The U.S. Energy Information Administration today highlighted the importance of energy production to state economies and showcased the economic growth in those states where energy extraction plays a significant role in the economy. The EIA reports, “At the national level, establishments that extract crude oil and natural gas as well as naturally occurring mineral solids, such as coal and ores, collectively referred to as the mining sector in economic data, accounted for about 2% of the U.S. economy last year. In some states, though, the mining sector accounts for a much larger share of the economy. Of the six states where mining comprised more than 10% of the state’s economy in 2013, mining growth resulted in five of those states having higher economic growth than the national average.”
North Dakota, Wyoming, West Virginia, Oklahoma, and Texas all experienced an increase in energy production and a resulting upsurge in economic growth. Alaska’s economy shrunk as energy activity fell.
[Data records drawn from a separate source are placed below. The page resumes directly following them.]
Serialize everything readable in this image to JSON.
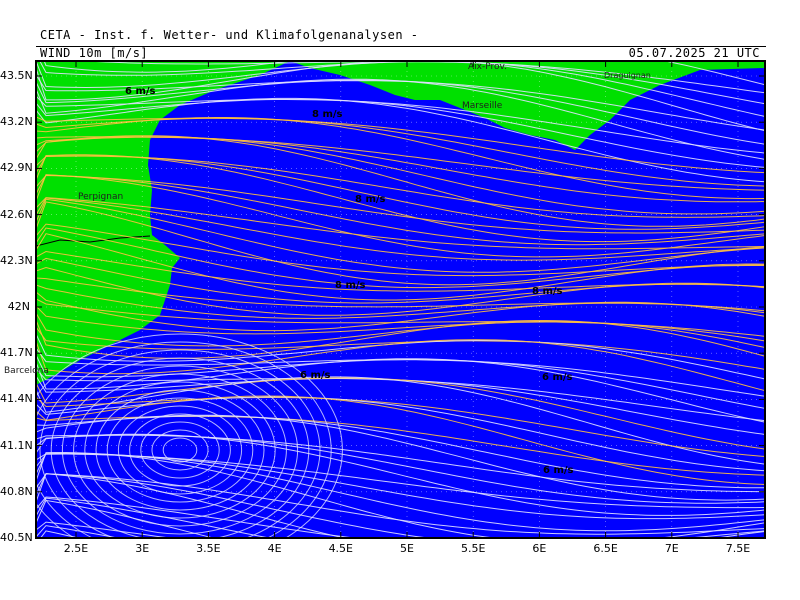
{
  "header": {
    "institute": "CETA - Inst. f. Wetter- und Klimafolgenanalysen -",
    "product": "WIND 10m [m/s]",
    "valid_time": "05.07.2025 21 UTC"
  },
  "axes": {
    "y_ticks": [
      "43.5N",
      "43.2N",
      "42.9N",
      "42.6N",
      "42.3N",
      "42N",
      "41.7N",
      "41.4N",
      "41.1N",
      "40.8N",
      "40.5N"
    ],
    "x_ticks": [
      "2.5E",
      "3E",
      "3.5E",
      "4E",
      "4.5E",
      "5E",
      "5.5E",
      "6E",
      "6.5E",
      "7E",
      "7.5E"
    ]
  },
  "places": {
    "perpignan": "Perpignan",
    "barcelona": "Barcelona",
    "marseille": "Marseille",
    "aix": "Aix-Prov.",
    "draguignan": "Draguignan"
  },
  "speed_labels": {
    "l1": "6 m/s",
    "l2": "8 m/s",
    "l3": "8 m/s",
    "l4": "8 m/s",
    "l5": "8 m/s",
    "l6": "6 m/s",
    "l7": "6 m/s",
    "l8": "6 m/s"
  },
  "colors": {
    "sea": "#0000ff",
    "land": "#00e000",
    "stream_light": "#e0e0ff",
    "stream_strong": "#ffc040"
  }
}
The Energy and Power Subcommittee examined this trend at a recent hearing and explored the impact of state energy policies on the economy and employment.
Dr. Bernard L. Weinstein, Associate Director of the Maguire Energy Institute at Southern Methodist University, testified, “In those states that have chosen to pursue energy development, output and jobs have grown faster than in most other states while their unemployment rates are well below the U.S. average of 6.1 percent.”
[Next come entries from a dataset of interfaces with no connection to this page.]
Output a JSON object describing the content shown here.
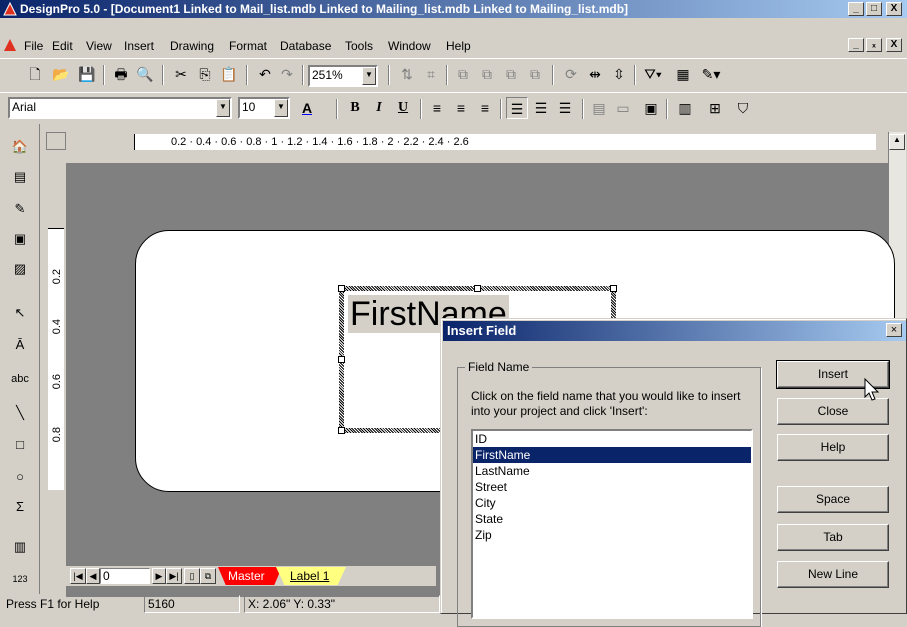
{
  "window": {
    "title": "DesignPro 5.0 - [Document1 Linked to Mail_list.mdb Linked to Mailing_list.mdb Linked to Mailing_list.mdb]",
    "min": "_",
    "max": "□",
    "close": "X",
    "doc_min": "_",
    "doc_restore": "ₓ",
    "doc_close": "X"
  },
  "menu": [
    "File",
    "Edit",
    "View",
    "Insert",
    "Drawing",
    "Format",
    "Database",
    "Tools",
    "Window",
    "Help"
  ],
  "toolbar": {
    "zoom": "251%",
    "font": "Arial",
    "size": "10",
    "bold": "B",
    "italic": "I",
    "underline": "U",
    "font_color": "A"
  },
  "ruler": {
    "h": "0.2   ·   0.4   ·   0.6   ·   0.8   ·   1   ·   1.2   ·   1.4   ·   1.6   ·   1.8   ·   2   ·   2.2   ·   2.4   ·   2.6",
    "v": [
      "0.2",
      "0.4",
      "0.6",
      "0.8"
    ]
  },
  "canvas": {
    "field_text": "FirstName"
  },
  "dialog": {
    "title": "Insert Field",
    "close": "×",
    "group_label": "Field Name",
    "hint": "Click on the field name that you would like to insert into your project and click 'Insert':",
    "fields": [
      "ID",
      "FirstName",
      "LastName",
      "Street",
      "City",
      "State",
      "Zip"
    ],
    "selected_index": 1,
    "buttons": {
      "insert": "Insert",
      "close": "Close",
      "help": "Help",
      "space": "Space",
      "tab": "Tab",
      "newline": "New Line"
    }
  },
  "pagebar": {
    "page": "0",
    "tabs": [
      "Master",
      "Label 1"
    ]
  },
  "status": {
    "help": "Press F1 for Help",
    "count": "5160",
    "coords": "X: 2.06\"  Y: 0.33\""
  }
}
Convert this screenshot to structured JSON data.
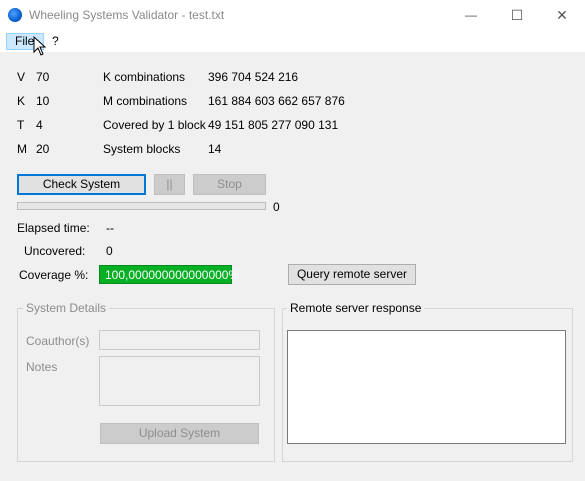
{
  "window": {
    "title": "Wheeling Systems Validator - test.txt",
    "minimize_symbol": "—",
    "maximize_symbol": "☐",
    "close_symbol": "✕"
  },
  "menu": {
    "file": "File",
    "help": "?"
  },
  "params": [
    {
      "key": "V",
      "value": "70",
      "label": "K combinations",
      "result": "396 704 524 216"
    },
    {
      "key": "K",
      "value": "10",
      "label": "M combinations",
      "result": "161 884 603 662 657 876"
    },
    {
      "key": "T",
      "value": "4",
      "label": "Covered by 1 block",
      "result": "49 151 805 277 090 131"
    },
    {
      "key": "M",
      "value": "20",
      "label": "System blocks",
      "result": "14"
    }
  ],
  "buttons": {
    "check": "Check System",
    "pause": "||",
    "stop": "Stop",
    "query": "Query remote server",
    "upload": "Upload System"
  },
  "progress": {
    "value_label": "0",
    "fraction": 0
  },
  "stats": {
    "elapsed_label": "Elapsed time:",
    "elapsed_value": "--",
    "uncovered_label": "Uncovered:",
    "uncovered_value": "0",
    "coverage_label": "Coverage %:",
    "coverage_value": "100,000000000000000%"
  },
  "details": {
    "legend": "System Details",
    "coauthors_label": "Coauthor(s)",
    "notes_label": "Notes"
  },
  "remote": {
    "legend": "Remote server response"
  },
  "colors": {
    "accent": "#0078d7",
    "coverage_bg": "#06b025"
  }
}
Dr. Paul Polzin, Director Emeritus of the Bureau of Business and Economic Research at the University of Montana, explained, “Employment in the U.S. energy industry has provided many new high-paying jobs while other sectors of the economy have experienced stable or even declining employment. In addition, certain localities across the country that had stable or declining economies are now experiencing welcome growth because of new energy developments. It’s not just people in energy industries that are benefitting; workers in industries such as construction, professional services, and accommodations now have greater employment opportunities and higher wages.”
Subcommittee Chairman Ed Whitfield (R-KY) suggested the federal government should learn from the economic success of energy-producing states and copy these policies on the federal level. Whitfield expressed, “Washington should be learning from these state successes and applying the same pro-energy policies to federally-controlled lands and offshore areas, but unfortunately we are not doing so. In fact, recent reports from the Congressional Research Service and Energy Information Administration show overall declines in energy production from federal lands. North Dakota and others have set a good example for the nation, but that example is being ignored here in Washington. It is time for that to change.”
So where are the jobs? The jobs and economic growth are in those states that have chosen to embrace America’s energy resources. With pro-growth policies at both the state and federal level we can build on America’s energy success and create more jobs across the country. The Energy and Commerce Committee is pursuing such a plan to say #Yes2Energy called the Architecture of Abundance. To learn more about this new vision for American energy, visit: /yes2energy.